Canadian cross-triathlon champion Karsten Madsen sheds light on his breakthrough year in the cross-triathlon world and his build heading into the Xterra World Championship in Maui this weekend.
As told to Claire Duncan.
When Xterra announced they were moving from the US Series to a Pan Am series, I had mixed emotions. There were lots of things to consider — like that there would now be two Canadian races — but many of the other races would be much farther away than when the tour was just in the USA.
Planning was my season was fairly difficult. When my coach, Craig Taylor, and I saw the schedule, we knew that me racing both Canadian races was a no-brainer. We decided to look at my skill set as a way to narrow down the races. I was looking for races that were technical, flat and not at high elevation. With this in mind, we were left with Argentina, Oak Mountain and Dominican Republic. I decided to opt for the earlier race in Argentina, which fortunately a sponsor helped me out with to get there.
I was in great shape for an early season start and knew at the beginning of the year that it could be a good one. I had been training with an ITU squad and two future Olympians. The Oak Mountain course was perfect for my skill set and Dominican was a back-up because racing Xterra never usually goes as planned.
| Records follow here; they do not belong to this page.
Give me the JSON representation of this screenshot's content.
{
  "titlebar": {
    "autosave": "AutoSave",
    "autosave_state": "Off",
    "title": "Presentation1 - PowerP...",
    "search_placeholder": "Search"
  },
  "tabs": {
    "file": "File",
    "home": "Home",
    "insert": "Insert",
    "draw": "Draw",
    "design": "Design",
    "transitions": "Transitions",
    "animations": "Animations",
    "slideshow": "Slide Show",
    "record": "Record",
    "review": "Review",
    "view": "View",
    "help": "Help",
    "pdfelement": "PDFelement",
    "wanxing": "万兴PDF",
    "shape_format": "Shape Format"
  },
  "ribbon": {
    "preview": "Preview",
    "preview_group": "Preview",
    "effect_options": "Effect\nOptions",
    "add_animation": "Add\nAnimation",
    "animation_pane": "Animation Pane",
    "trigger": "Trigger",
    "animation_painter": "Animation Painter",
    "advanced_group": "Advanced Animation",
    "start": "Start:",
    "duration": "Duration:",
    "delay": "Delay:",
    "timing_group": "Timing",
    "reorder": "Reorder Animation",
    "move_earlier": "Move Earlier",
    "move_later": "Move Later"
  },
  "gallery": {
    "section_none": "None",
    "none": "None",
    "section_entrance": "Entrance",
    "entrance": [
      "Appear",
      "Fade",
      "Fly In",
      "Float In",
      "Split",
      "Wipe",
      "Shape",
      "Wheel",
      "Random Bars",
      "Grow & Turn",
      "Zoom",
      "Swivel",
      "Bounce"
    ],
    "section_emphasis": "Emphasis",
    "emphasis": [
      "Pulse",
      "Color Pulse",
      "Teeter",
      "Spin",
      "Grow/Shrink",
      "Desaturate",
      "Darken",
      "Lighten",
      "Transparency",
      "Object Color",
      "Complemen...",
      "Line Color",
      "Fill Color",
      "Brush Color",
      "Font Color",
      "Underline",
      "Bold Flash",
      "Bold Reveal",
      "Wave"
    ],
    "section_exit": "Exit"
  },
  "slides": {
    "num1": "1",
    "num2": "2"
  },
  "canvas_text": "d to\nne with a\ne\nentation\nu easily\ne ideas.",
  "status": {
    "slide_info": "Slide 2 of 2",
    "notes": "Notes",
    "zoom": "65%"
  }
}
The goal at the start of the year was to place fifth overall in the series and win my home town race. I went into Argentina not really knowing where I stood. Reigning world champion Josiah Middaugh was the man to beat. I ended up smashing the race and came within a minute and a half of him and had the fastest run split of the day. I never expected to perform so well in such an important race of the series. A big part of me wondered, was this a fluke?
Stress was beginning to build for me and I crashed when out pre-riding the course at Xterra Oak Mountain. I felt out of sorts but got the job done on race day and placed third. I realized my result in Argentina was not a fluke. If I could take third on a day I didn’t feel my best, I felt it was time to reevaluate my goals.
I got my chance with my hometown race, Mine Over Matter in Guelph, Ontario. All my prep leading into this race went perfectly and I was ready to deliver. I had my whole support team, all the people that work with me day-in, day-out at this race. It added pressure but I trusted my training and found a new intensity I never knew I had. I had the fastest swim and bike and was seconds off the fastest run of the day. I won by over four minutes. It felt like a massive breakthrough.
Xterra Victoria presented a whole new set of challenges, including Brent McMahon. The race and Xterra really hyped up the local guy ahead of time. Why wouldn’t they? Brent is an amazing talent and can ride a mountain bike very well. Many people didn’t think I would be able to beat the Olympian and Ironman winner. I had a lot on the line with the overall points in the tour. The course was extremely demanding and anything could happen. I played it as safe as I could — and when the dust settled, I had won my second major Xterra title and I was leading the Pan Am tour. With the win I felt confident with where I stood and felt I didn’t need to race Dominican Republic.
I knew that in light of my great season it was important to stay grounded and committed to the work and the little things, which were the key to my success. The Pan Am Final was in Utah at altitude. It didn’t fit my skill set but, I worked on the weaknesses. I had raced so well this season that I felt it was unlikely for me to finish worse than third. Unfortunately, it was not the storybook ending I wanted. I finished eighth in the race and the altitude got the better of me. With the biggest start list for an Xterra I’ve ever raced, I got a real preview of the contenders for World Championships.
I’m now heading into the Xterra World Championships where I get an opportunity to rematch many of the guys who bested me in the Utah race. I’m excited for this end goal.